**EXERCISE:**
Copy each line from the listing below where the word "icon" shows up.

**SUPPLIED DATA:**
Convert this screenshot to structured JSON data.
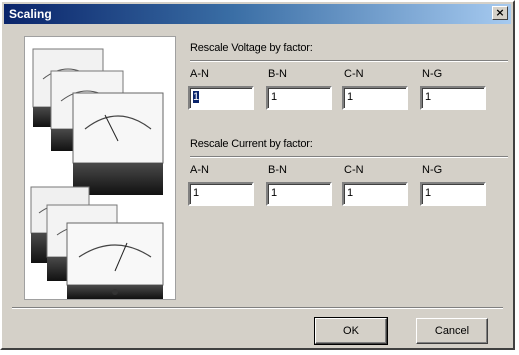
{
  "window": {
    "title": "Scaling",
    "close_glyph": "×"
  },
  "voltage": {
    "label": "Rescale Voltage by factor:",
    "columns": [
      "A-N",
      "B-N",
      "C-N",
      "N-G"
    ],
    "values": [
      "1",
      "1",
      "1",
      "1"
    ]
  },
  "current": {
    "label": "Rescale Current by factor:",
    "columns": [
      "A-N",
      "B-N",
      "C-N",
      "N-G"
    ],
    "values": [
      "1",
      "1",
      "1",
      "1"
    ]
  },
  "buttons": {
    "ok": "OK",
    "cancel": "Cancel"
  },
  "image": {
    "icon": "analog-meters-image"
  }
}
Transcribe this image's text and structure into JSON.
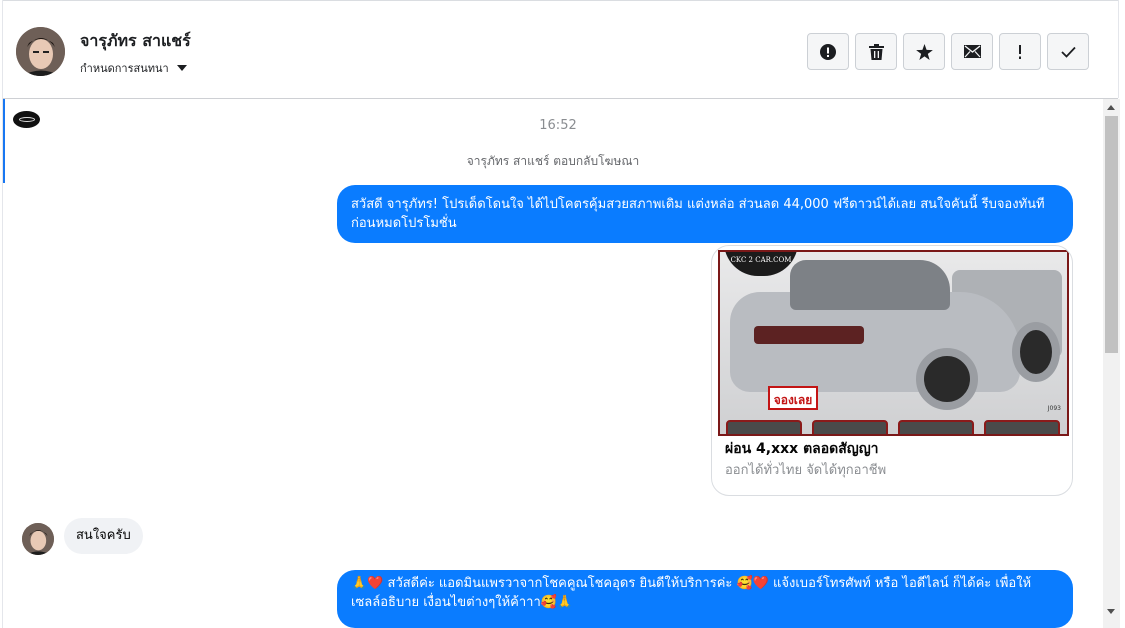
{
  "header": {
    "contact_name": "จารุภัทร สาแชร์",
    "conversation_settings": "กำหนดการสนทนา",
    "toolbar": [
      {
        "name": "report-button",
        "icon": "alert-circle-icon"
      },
      {
        "name": "delete-button",
        "icon": "trash-icon"
      },
      {
        "name": "star-button",
        "icon": "star-icon"
      },
      {
        "name": "mark-unread-button",
        "icon": "envelope-icon"
      },
      {
        "name": "spam-button",
        "icon": "exclamation-icon"
      },
      {
        "name": "done-button",
        "icon": "checkmark-icon"
      }
    ]
  },
  "conversation": {
    "timestamp": "16:52",
    "reply_note": "จารุภัทร สาแชร์ ตอบกลับโฆษณา",
    "message_1": "สวัสดี จารุภัทร! โปรเด็ดโดนใจ ได้ไปโคตรคุ้มสวยสภาพเดิม แต่งหล่อ  ส่วนลด 44,000 ฟรีดาวน์ได้เลย  สนใจคันนี้ รีบจองทันทีก่อนหมดโปรโมชั่น",
    "card": {
      "logo_text": "CKC 2 CAR.COM",
      "badge_text": "จองเลย",
      "image_code": "J093",
      "title": "ผ่อน 4,xxx ตลอดสัญญา",
      "subtitle": "ออกได้ทั่วไทย จัดได้ทุกอาชีพ"
    },
    "incoming_message": "สนใจครับ",
    "message_3": "🙏❤️  สวัสดีค่ะ แอดมินแพรวาจากโชคคูณโชคอุดร ยินดีให้บริการค่ะ  🥰❤️ แจ้งเบอร์โทรศัพท์ หรือ ไอดีไลน์ ก็ได้ค่ะ เพื่อให้เซลล์อธิบาย เงื่อนไขต่างๆให้ค้าาา🥰🙏"
  },
  "colors": {
    "outgoing_bubble": "#0a7cff",
    "incoming_bubble": "#f0f2f5",
    "accent": "#1877f2"
  }
}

**RESULT OF THIS TASK:**
    "icon": "analog-meters-image"
        "icon": "alert-circle-icon"
        "icon": "trash-icon"
        "icon": "star-icon"
        "icon": "envelope-icon"
        "icon": "exclamation-icon"
        "icon": "checkmark-icon"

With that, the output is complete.